And without stretching the metaphor too thinly, I believe the PR industry is on the edge of a mass extinction event – a moment at which the environment under long-term stress undergoes a short-term shock. Or, in our case, it’s not one shock a series of short-term blasts including major shifts in technology, globalization, and economics that are in the process of disrupting, distorting or eliminating virtually every service industry.
Now, I’m no pessimist. I’ve spoken frequently around the world on reasons to be optimistic about the agency business and I still believe that even the face of massive change – even potentially catastrophic change for many – there is enormous opportunity for those willing to adapt. Because, unlike the 96% of all species that perished in the Permian-Triassic event of 66 million years ago, we have a choice. We can roll with the punches, adjust to the environment, adapt to new realities.
Change or Perish: The Future of PR is the thrust of the 2013 ICCO PR Summit this October in Paris. Here some of the world’s leading thinkers on the PR business will share their candid views on the trends, innovations and ideas that are challenging – and possibly saving – the communications consulting business.
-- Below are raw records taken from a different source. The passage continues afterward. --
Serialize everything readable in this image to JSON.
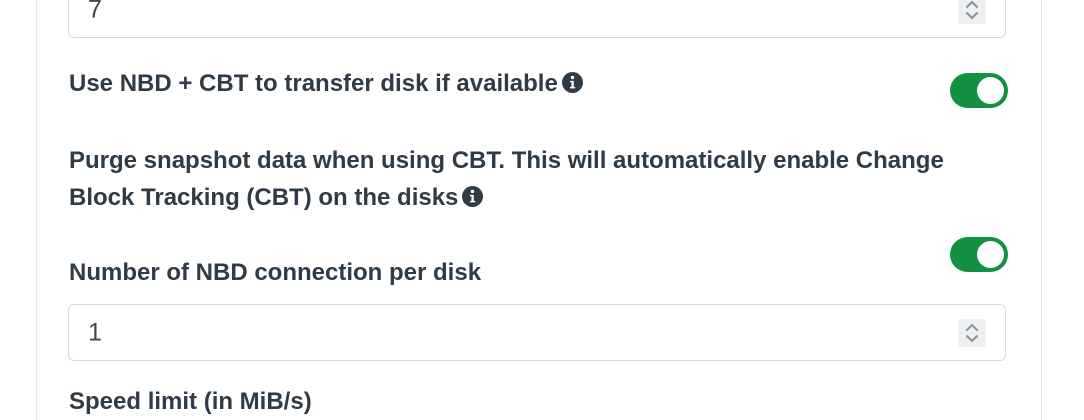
{
  "fields": {
    "top_input": {
      "value": "7"
    },
    "nbd_cbt": {
      "label": "Use NBD + CBT to transfer disk if available",
      "enabled": true
    },
    "purge_snapshot": {
      "label_line1": "Purge snapshot data when using CBT. This will automatically enable Change",
      "label_line2": "Block Tracking (CBT) on the disks",
      "enabled": true
    },
    "nbd_connections": {
      "label": "Number of NBD connection per disk",
      "value": "1"
    },
    "speed_limit": {
      "label": "Speed limit (in MiB/s)"
    }
  },
  "colors": {
    "toggle_on": "#139140",
    "text": "#2f3b46",
    "border": "#d5d9de"
  }
}
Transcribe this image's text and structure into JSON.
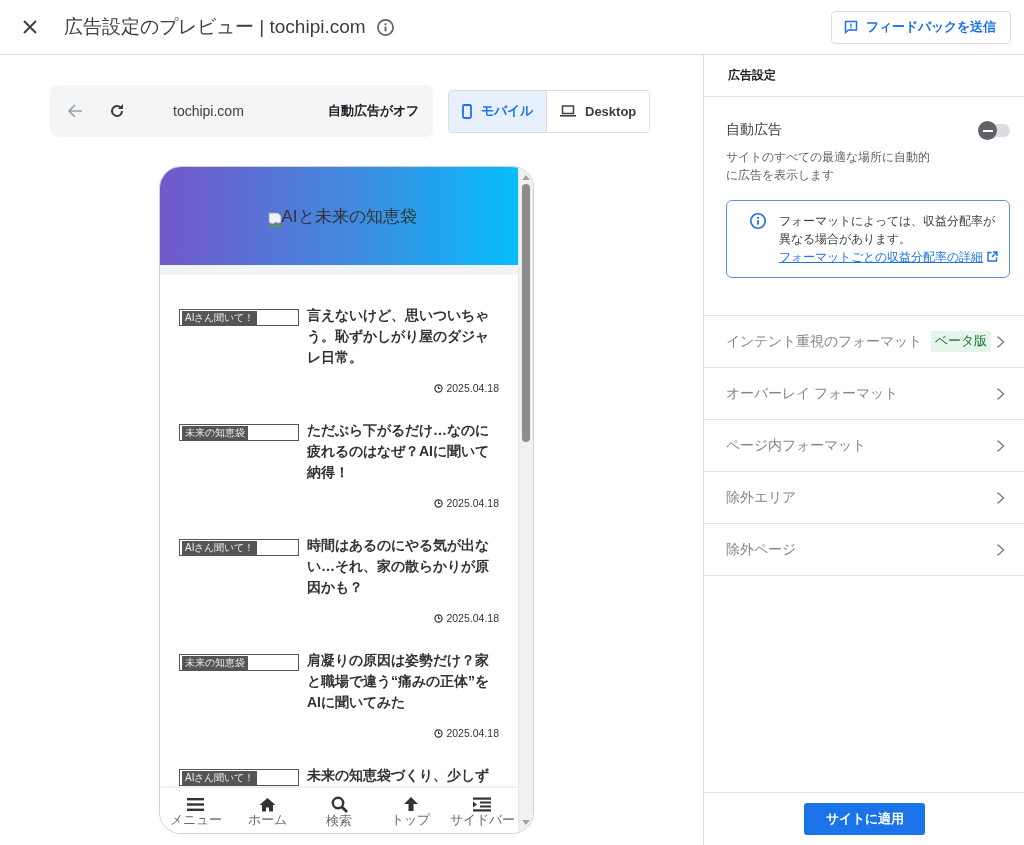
{
  "header": {
    "title": "広告設定のプレビュー | tochipi.com",
    "feedback_button": "フィードバックを送信"
  },
  "preview": {
    "url": "tochipi.com",
    "status": "自動広告がオフ",
    "devices": [
      {
        "label": "モバイル",
        "kind": "mobile",
        "selected": true
      },
      {
        "label": "Desktop",
        "kind": "desktop",
        "selected": false
      }
    ],
    "site": {
      "logo_alt": "AIと未来の知恵袋",
      "articles": [
        {
          "category": "AIさん聞いて！",
          "title": "言えないけど、思いついちゃう。恥ずかしがり屋のダジャレ日常。",
          "date": "2025.04.18"
        },
        {
          "category": "未来の知恵袋",
          "title": "ただぶら下がるだけ…なのに疲れるのはなぜ？AIに聞いて納得！",
          "date": "2025.04.18"
        },
        {
          "category": "AIさん聞いて！",
          "title": "時間はあるのにやる気が出ない…それ、家の散らかりが原因かも？",
          "date": "2025.04.18"
        },
        {
          "category": "未来の知恵袋",
          "title": "肩凝りの原因は姿勢だけ？家と職場で違う“痛みの正体”をAIに聞いてみた",
          "date": "2025.04.18"
        },
        {
          "category": "AIさん聞いて！",
          "title": "未来の知恵袋づくり、少しず"
        }
      ],
      "nav": [
        {
          "label": "メニュー",
          "kind": "menu"
        },
        {
          "label": "ホーム",
          "kind": "home"
        },
        {
          "label": "検索",
          "kind": "search"
        },
        {
          "label": "トップ",
          "kind": "top"
        },
        {
          "label": "サイドバー",
          "kind": "sidebar"
        }
      ]
    }
  },
  "settings": {
    "title": "広告設定",
    "auto_ads": {
      "label": "自動広告",
      "on": false,
      "description": "サイトのすべての最適な場所に自動的に広告を表示します"
    },
    "notice": {
      "text": "フォーマットによっては、収益分配率が異なる場合があります。",
      "link": "フォーマットごとの収益分配率の詳細"
    },
    "sections": [
      {
        "label": "インテント重視のフォーマット",
        "badge": "ベータ版"
      },
      {
        "label": "オーバーレイ フォーマット"
      },
      {
        "label": "ページ内フォーマット"
      },
      {
        "label": "除外エリア"
      },
      {
        "label": "除外ページ"
      }
    ],
    "apply_button": "サイトに適用"
  }
}
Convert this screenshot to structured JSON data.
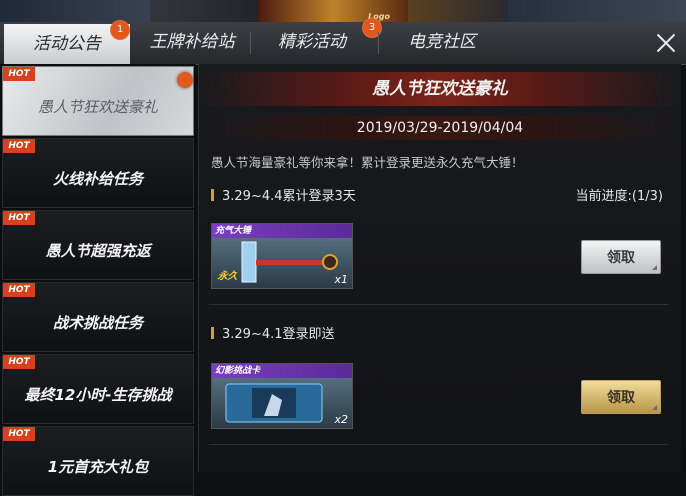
{
  "tabs": [
    {
      "label": "活动公告",
      "badge": "1",
      "active": true
    },
    {
      "label": "王牌补给站",
      "badge": "",
      "active": false
    },
    {
      "label": "精彩活动",
      "badge": "3",
      "active": false
    },
    {
      "label": "电竞社区",
      "badge": "",
      "active": false
    }
  ],
  "sidebar": {
    "hot_label": "HOT",
    "items": [
      {
        "label": "愚人节狂欢送豪礼",
        "active": true
      },
      {
        "label": "火线补给任务",
        "active": false
      },
      {
        "label": "愚人节超强充返",
        "active": false
      },
      {
        "label": "战术挑战任务",
        "active": false
      },
      {
        "label": "最终12小时-生存挑战",
        "active": false
      },
      {
        "label": "1元首充大礼包",
        "active": false
      }
    ]
  },
  "panel": {
    "title": "愚人节狂欢送豪礼",
    "date_range": "2019/03/29-2019/04/04",
    "description": "愚人节海量豪礼等你来拿！累计登录更送永久充气大锤！",
    "progress_label": "当前进度:(1/3)",
    "rewards": [
      {
        "condition": "3.29~4.4累计登录3天",
        "item_name": "充气大锤",
        "item_tag": "永久",
        "quantity": "x1",
        "button": "领取",
        "button_style": "silver"
      },
      {
        "condition": "3.29~4.1登录即送",
        "item_name": "幻影挑战卡",
        "item_tag": "",
        "quantity": "x2",
        "button": "领取",
        "button_style": "gold"
      }
    ]
  },
  "colors": {
    "accent": "#e2571c",
    "hot": "#d8401e",
    "gold": "#d4a22c"
  },
  "icons": {
    "close": "close-icon",
    "notification_dot": "notification-dot"
  }
}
Agency bosses and gurus we’ve all long admired, emulated and respected (feared?) as competitors and colleagues will offer insights to the strategies and approaches in a wide range of areas most likely to affect our future: leadership and talent diversity, creativity and innovation, linguistics and social science, measurement and evaluation, development markets, new media models and agency structures, and integration with other communications disciplines.
In times of epic change like these, survival is never guaranteed. But the odds of hanging on just a bit longer are greatly enhanced when we’re willing to step beyond our own day to day tasks and to listen, learn and contribute to a wider conversation about the wider world around us.
Hope to see you in Paris.
This blog first appeared on ICCO.
Image credit: www.greenretreat.org